Japan is still reeling from the effects of a monster earthquake, a giant tsunami and the ongoing crisis at the Fukushima nuclear plant; over the weekend, America attacked Libya, firing cruise missiles at the armed forces of strongman Moammar Khadafy. And where was the president?
Why, in Rio, of course, with his wife, two children, their godmother and his mother-in-law in tow, to take in the sights and deliver -- what else? -- a speech.
Having filled out his March Madness brackets on ESPN and, on the way back to the White House from a St. Patrick's Day lunch at the Capitol, signed the condolence book at the Japanese Embassy ("My heart goes out to the people of Japan during this enormous tragedy"), it was time for spring break.
The comic-opera presidency of Barack Obama continues apace. Alas, it's no laughing matter.
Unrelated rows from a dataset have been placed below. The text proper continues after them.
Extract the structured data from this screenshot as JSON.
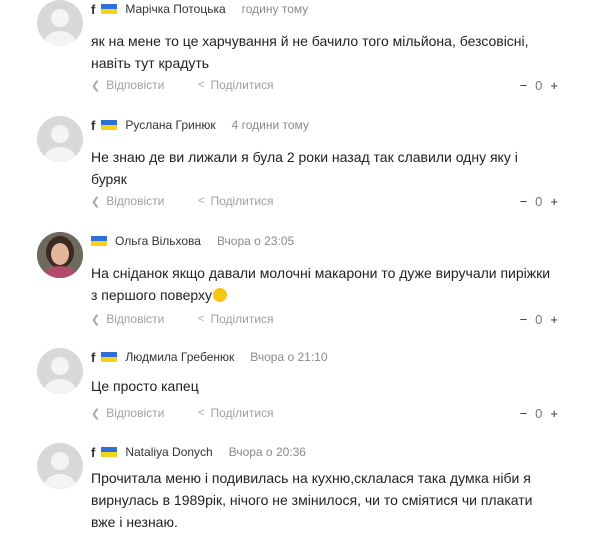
{
  "comments": [
    {
      "name": "Марічка Потоцька",
      "time": "годину тому",
      "facebook": true,
      "avatar": "default-avatar",
      "lines": [
        "як на мене то це харчування й не бачило того мільйона, безсовісні,",
        "навіть тут крадуть"
      ],
      "reply": "Відповісти",
      "share": "Поділитися",
      "minus": "−",
      "count": "0",
      "plus": "+"
    },
    {
      "name": "Руслана Гринюк",
      "time": "4 години тому",
      "facebook": true,
      "avatar": "default-avatar",
      "lines": [
        "Не знаю де ви лижали я була 2 роки назад так славили одну яку і",
        "буряк"
      ],
      "reply": "Відповісти",
      "share": "Поділитися",
      "minus": "−",
      "count": "0",
      "plus": "+"
    },
    {
      "name": "Ольга Вільхова",
      "time": "Вчора о 23:05",
      "facebook": false,
      "avatar": "user-photo",
      "lines": [
        "На сніданок якщо давали молочні макарони то дуже виручали пиріжки",
        "з першого поверху"
      ],
      "reply": "Відповісти",
      "share": "Поділитися",
      "minus": "−",
      "count": "0",
      "plus": "+"
    },
    {
      "name": "Людмила Гребенюк",
      "time": "Вчора о 21:10",
      "facebook": true,
      "avatar": "default-avatar",
      "lines": [
        "Це просто капец"
      ],
      "reply": "Відповісти",
      "share": "Поділитися",
      "minus": "−",
      "count": "0",
      "plus": "+"
    },
    {
      "name": "Nataliya Donych",
      "time": "Вчора о 20:36",
      "facebook": true,
      "avatar": "default-avatar",
      "lines": [
        "Прочитала  меню і подивилась  на кухню,склалася така думка ніби я",
        "вирнулась в 1989рік, нічого не змінилося, чи то сміятися  чи плакати",
        "вже і незнаю."
      ]
    }
  ],
  "colors": {
    "flag_blue": "#2f6fd6",
    "flag_yellow": "#f2d21b",
    "muted": "#a0a0a0"
  }
}
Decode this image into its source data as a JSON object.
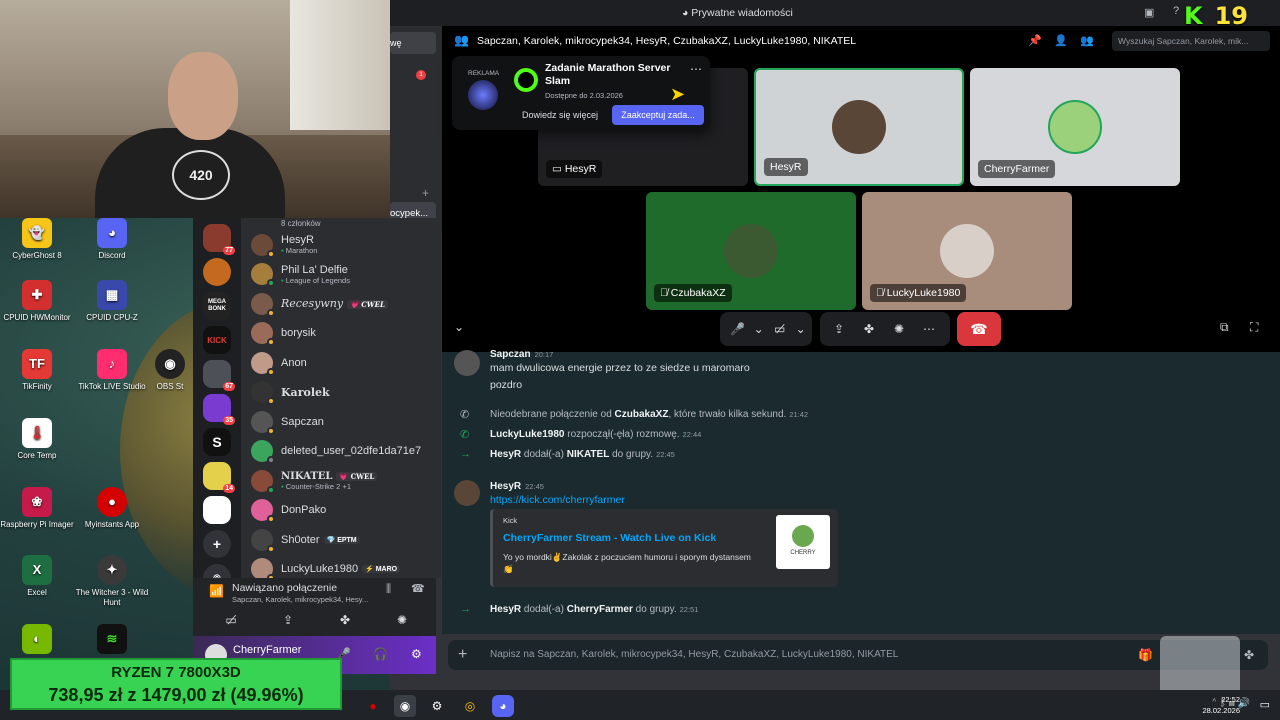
{
  "titlebar": {
    "title": "Prywatne wiadomości"
  },
  "stream_overlay": {
    "kick": "K",
    "count": "19"
  },
  "webcam": {
    "shirt_text": "420"
  },
  "desktop_icons": [
    {
      "label": "CyberGhost 8",
      "icon": "cyberghost-icon",
      "color": "#f5c518"
    },
    {
      "label": "Discord",
      "icon": "discord-icon",
      "color": "#5865f2"
    },
    {
      "label": "CPUID HWMonitor",
      "icon": "hwmonitor-icon",
      "color": "#d32f2f"
    },
    {
      "label": "CPUID CPU-Z",
      "icon": "cpuz-icon",
      "color": "#3949ab"
    },
    {
      "label": "TikFinity",
      "icon": "tikfinity-icon",
      "color": "#e53935"
    },
    {
      "label": "TikTok LIVE Studio",
      "icon": "tiktok-icon",
      "color": "#ff2d6f"
    },
    {
      "label": "OBS St",
      "icon": "obs-icon",
      "color": "#222222"
    },
    {
      "label": "Core Temp",
      "icon": "thermometer-icon",
      "color": "#ffffff"
    },
    {
      "label": "Raspberry Pi Imager",
      "icon": "raspberry-icon",
      "color": "#c51a4a"
    },
    {
      "label": "Myinstants App",
      "icon": "red-button-icon",
      "color": "#d50000"
    },
    {
      "label": "Excel",
      "icon": "excel-icon",
      "color": "#1d6f42"
    },
    {
      "label": "The Witcher 3 - Wild Hunt",
      "icon": "witcher-icon",
      "color": "#3a3a3a"
    }
  ],
  "server_rail": [
    {
      "icon": "server-avatar-icon",
      "badge": "77",
      "color": "#8a3b2e"
    },
    {
      "icon": "server-orange-icon",
      "badge": "",
      "color": "#c46a1f"
    },
    {
      "icon": "megabonk-icon",
      "badge": "",
      "color": "#222222",
      "text": "MEGA BONK"
    },
    {
      "icon": "kick-server-icon",
      "badge": "",
      "color": "#111111",
      "text": "KICK"
    },
    {
      "icon": "folder-icon",
      "badge": "67",
      "color": "#4e5058"
    },
    {
      "icon": "server-purple-icon",
      "badge": "35",
      "color": "#7a3bd1"
    },
    {
      "icon": "s-server-icon",
      "badge": "",
      "color": "#111111",
      "text": "S"
    },
    {
      "icon": "server-yellow-icon",
      "badge": "14",
      "color": "#e4d04a"
    },
    {
      "icon": "cherry-server-icon",
      "badge": "",
      "color": "#ffffff"
    },
    {
      "icon": "add-server-icon",
      "badge": "",
      "color": "#313338",
      "text": "+"
    },
    {
      "icon": "discover-icon",
      "badge": "",
      "color": "#313338",
      "text": "⌾"
    }
  ],
  "members": {
    "count_label": "8 członków",
    "list": [
      {
        "name": "HesyR",
        "sub": "Marathon",
        "tag": "",
        "avatar_color": "#6b4a3a",
        "status": "#f0b232"
      },
      {
        "name": "Phil La' Delfie",
        "sub": "League of Legends",
        "tag": "",
        "avatar_color": "#a57d3c",
        "status": "#23a55a"
      },
      {
        "name": "Recesywny",
        "sub": "",
        "tag": "💗 CWEL",
        "avatar_color": "#7a5a4a",
        "status": "#f0b232"
      },
      {
        "name": "borysik",
        "sub": "",
        "tag": "",
        "avatar_color": "#9b6b5a",
        "status": "#f0b232"
      },
      {
        "name": "Anon",
        "sub": "",
        "tag": "",
        "avatar_color": "#c19a8a",
        "status": "#f0b232"
      },
      {
        "name": "Karolek",
        "sub": "",
        "tag": "",
        "avatar_color": "#333333",
        "status": "#f0b232"
      },
      {
        "name": "Sapczan",
        "sub": "",
        "tag": "",
        "avatar_color": "#555555",
        "status": "#f0b232"
      },
      {
        "name": "deleted_user_02dfe1da71e7",
        "sub": "",
        "tag": "",
        "avatar_color": "#3ba55d",
        "status": "#80848e"
      },
      {
        "name": "NIKATEL",
        "sub": "Counter-Strike 2 +1",
        "tag": "💗 CWEL",
        "avatar_color": "#8a4a3a",
        "status": "#23a55a"
      },
      {
        "name": "DonPako",
        "sub": "",
        "tag": "",
        "avatar_color": "#e0609a",
        "status": "#f0b232"
      },
      {
        "name": "Sh0oter",
        "sub": "",
        "tag": "💎 EPTM",
        "avatar_color": "#444444",
        "status": "#f0b232"
      },
      {
        "name": "LuckyLuke1980",
        "sub": "",
        "tag": "⚡ MARO",
        "avatar_color": "#b08a7a",
        "status": "#f0b232"
      }
    ]
  },
  "voice_panel": {
    "title": "Nawiązano połączenie",
    "subtitle": "Sapczan, Karolek, mikrocypek34, Hesy..."
  },
  "user_panel": {
    "username": "CherryFarmer"
  },
  "dm_strip": {
    "friends_label": "wę",
    "badge": "1",
    "active_dm_label": "ocypek..."
  },
  "call_header": {
    "title": "Sapczan, Karolek, mikrocypek34, HesyR, CzubakaXZ, LuckyLuke1980, NIKATEL",
    "search_placeholder": "Wyszukaj Sapczan, Karolek, mik..."
  },
  "ad": {
    "label": "REKLAMA",
    "title": "Zadanie Marathon Server Slam",
    "date": "Dostępne do 2.03.2026",
    "learn_more": "Dowiedz się więcej",
    "accept": "Zaakceptuj zada..."
  },
  "tiles": [
    {
      "name": "HesyR",
      "bg": "#1f1f22",
      "avatar_color": "#1f1f22",
      "icon": "screen-share-icon"
    },
    {
      "name": "HesyR",
      "bg": "#cfd3d6",
      "avatar_color": "#5a4636",
      "icon": ""
    },
    {
      "name": "CherryFarmer",
      "bg": "#d5d7da",
      "avatar_color": "#9ad17a",
      "icon": ""
    },
    {
      "name": "CzubakaXZ",
      "bg": "#1e6b2c",
      "avatar_color": "#3c5a32",
      "icon": "muted-icon"
    },
    {
      "name": "LuckyLuke1980",
      "bg": "#a98d7c",
      "avatar_color": "#d8d0c8",
      "icon": "muted-icon"
    }
  ],
  "chat": {
    "msg1": {
      "author": "Sapczan",
      "time": "20:17",
      "lines": [
        "mam dwulicowa energie przez to ze siedze u maromaro",
        "pozdro"
      ]
    },
    "sys1": {
      "pre": "Nieodebrane połączenie od",
      "who": "CzubakaXZ",
      "post": ", które trwało kilka sekund.",
      "time": "21:42"
    },
    "sys2": {
      "who": "LuckyLuke1980",
      "post": "rozpoczął(-ęła) rozmowę.",
      "time": "22:44"
    },
    "sys3": {
      "who": "HesyR",
      "mid": "dodał(-a)",
      "target": "NIKATEL",
      "post": "do grupy.",
      "time": "22:45"
    },
    "msg2": {
      "author": "HesyR",
      "time": "22:45",
      "link": "https://kick.com/cherryfarmer"
    },
    "embed": {
      "provider": "Kick",
      "title": "CherryFarmer Stream - Watch Live on Kick",
      "description": "Yo yo mordki✌️Zakolak z poczuciem humoru i sporym dystansem 👏",
      "thumb_text": "CHERRY"
    },
    "sys4": {
      "who": "HesyR",
      "mid": "dodał(-a)",
      "target": "CherryFarmer",
      "post": "do grupy.",
      "time": "22:51"
    }
  },
  "composer": {
    "placeholder": "Napisz na Sapczan, Karolek, mikrocypek34, HesyR, CzubakaXZ, LuckyLuke1980, NIKATEL"
  },
  "taskbar": {
    "clock_time": "22:52",
    "clock_date": "28.02.2026"
  },
  "price_overlay": {
    "product": "RYZEN 7 7800X3D",
    "price": "738,95 zł z 1479,00 zł (49.96%)"
  }
}
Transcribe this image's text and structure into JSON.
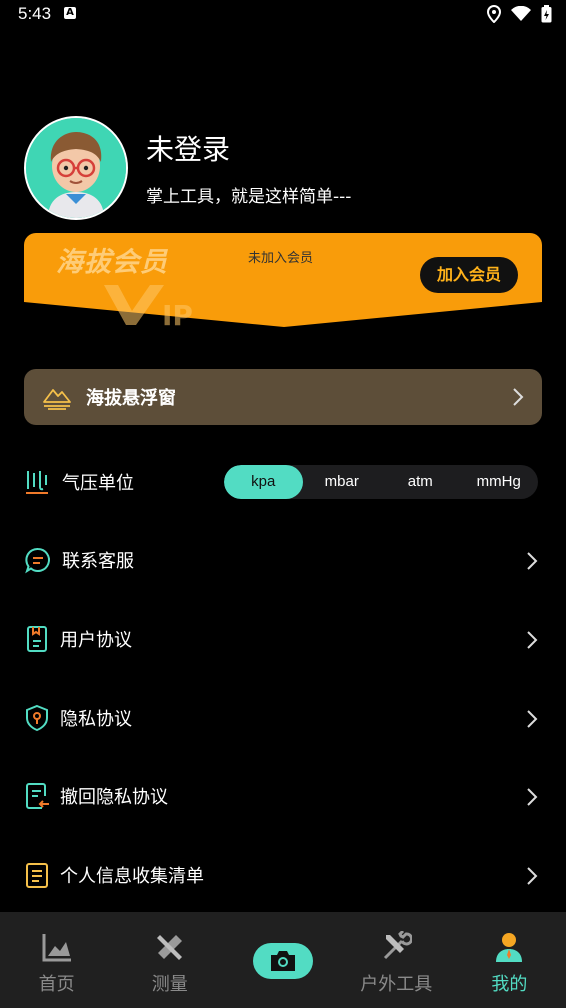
{
  "status_bar": {
    "time": "5:43",
    "notification_icon": "A"
  },
  "profile": {
    "username": "未登录",
    "slogan": "掌上工具，就是这样简单---"
  },
  "vip": {
    "title": "海拔会员",
    "status": "未加入会员",
    "join_label": "加入会员",
    "accent": "#f99c0a"
  },
  "float_window": {
    "label": "海拔悬浮窗"
  },
  "pressure_unit": {
    "label": "气压单位",
    "options": [
      "kpa",
      "mbar",
      "atm",
      "mmHg"
    ],
    "selected": "kpa"
  },
  "menu": [
    {
      "label": "联系客服",
      "icon": "chat-icon"
    },
    {
      "label": "用户协议",
      "icon": "document-icon"
    },
    {
      "label": "隐私协议",
      "icon": "shield-icon"
    },
    {
      "label": "撤回隐私协议",
      "icon": "revoke-document-icon"
    },
    {
      "label": "个人信息收集清单",
      "icon": "checklist-icon"
    }
  ],
  "bottom_nav": [
    {
      "label": "首页",
      "icon": "home-chart-icon"
    },
    {
      "label": "测量",
      "icon": "ruler-pencil-icon"
    },
    {
      "label": "",
      "icon": "camera-icon"
    },
    {
      "label": "户外工具",
      "icon": "tools-icon"
    },
    {
      "label": "我的",
      "icon": "user-icon",
      "active": true
    }
  ],
  "colors": {
    "teal": "#52dcc3",
    "background": "#000000",
    "float_card": "#5d4e39",
    "nav_bg": "#202020"
  }
}
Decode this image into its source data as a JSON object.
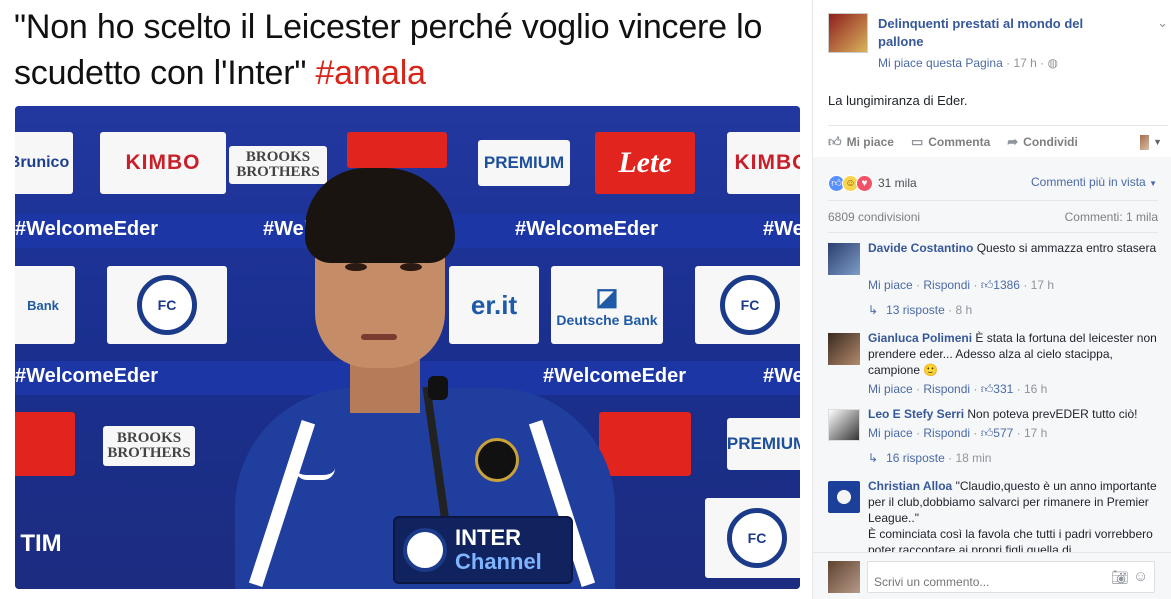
{
  "meme": {
    "caption": "\"Non ho scelto il Leicester perché voglio vincere lo scudetto con l'Inter\"",
    "hashtag": "#amala",
    "backdrop": {
      "sponsor_row1": [
        "Brunico",
        "KIMBO",
        "BROOKS BROTHERS",
        "PREMIUM",
        "Lete",
        "KIMBO"
      ],
      "welcome_text": "#WelcomeEder",
      "sponsor_row3": [
        "Deutsche Bank",
        "er.it"
      ],
      "sponsor_row5": [
        "BROOKS BROTHERS",
        "PREMIUM"
      ],
      "bottom_tim": "TIM",
      "channel_line1": "INTER",
      "channel_line2": "Channel"
    }
  },
  "post": {
    "page_name": "Delinquenti prestati al mondo del pallone",
    "meta_like": "Mi piace questa Pagina",
    "meta_time": "17 h",
    "meta_sep": "·",
    "text": "La lungimiranza di Eder.",
    "actions": {
      "like": "Mi piace",
      "comment": "Commenta",
      "share": "Condividi"
    },
    "reactions_count": "31 mila",
    "relevance": "Commenti più in vista",
    "shares": "6809 condivisioni",
    "comments_count": "Commenti: 1 mila"
  },
  "comments": [
    {
      "name": "Davide Costantino",
      "text": "Questo si ammazza entro stasera",
      "like": "Mi piace",
      "reply": "Rispondi",
      "likes": "1386",
      "time": "17 h",
      "replies": "13 risposte",
      "replies_time": "8 h"
    },
    {
      "name": "Gianluca Polimeni",
      "text": "È stata la fortuna del leicester non prendere eder... Adesso alza al cielo stacippa, campione 🙂",
      "like": "Mi piace",
      "reply": "Rispondi",
      "likes": "331",
      "time": "16 h"
    },
    {
      "name": "Leo E Stefy Serri",
      "text": "Non poteva prevEDER tutto ciò!",
      "like": "Mi piace",
      "reply": "Rispondi",
      "likes": "577",
      "time": "17 h",
      "replies": "16 risposte",
      "replies_time": "18 min"
    },
    {
      "name": "Christian Alloa",
      "text": "\"Claudio,questo è un anno importante per il club,dobbiamo salvarci per rimanere in Premier League..\"",
      "text2": "È cominciata così la favola che tutti i padri vorrebbero poter raccontare ai propri figli quella di"
    }
  ],
  "composer": {
    "placeholder": "Scrivi un commento..."
  },
  "icons": {
    "globe": "globe-icon",
    "chevron": "chevron-down-icon",
    "like": "thumbs-up-icon",
    "comment": "comment-icon",
    "share": "share-icon",
    "camera": "camera-icon",
    "emoji": "emoji-icon"
  },
  "colors": {
    "link_blue": "#365899",
    "hashtag_red": "#d8241b",
    "panel_gray": "#f6f7f9"
  }
}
The double standard for assessing presidents may be old news, but this is a new low. Had this been George Bush -- just finishing his 61st round of golf; enmeshed in not one, not two, but three wars in Muslim countries, and clearly more comfortable being the nation's toastmaster general than the commander in chief -- the media would be howling for his head.
Yet Obama continues to receive the kind of fawning press coverage that only kings and potentates enjoy.
"President Barack Obama played grand tourist to Rio de Janeiro's vivid extremes on Sunday, traveling from brilliant beaches to a notorious slum even as he monitored US military strikes in faraway Libya," read an AP dispatch, which went on to describe how Obama played soccer with some slum kids before getting down to the real purpose of his visit -- encouraging the Brazilian oil industry, so we can buy oil from them.
Not drill for our own oil, in the Gulf or in Alaska. Not extract it, via a method called "fracking" from the Bakken shale fields in the upper Midwest, which hold an estimated 3.65 billion barrels of oil -- one of the reasons the economy of North Dakota is booming while the rest of the country continues to suffer.
Obama's partisans often praise what they call his "restraint" and "caution," especially when dealing with foreign affairs. But one man's caution is another man's passivity and inaction, especially when the political calculus of making the wrong decision is factored in.
Having stamped his foot weeks ago and demanded that Khadafy step down, Obama did absolutely nothing to back up his ultimatum, instead waiting for a UN resolution authorizing air strikes and then piggybacking on the British and the French. (Continues here)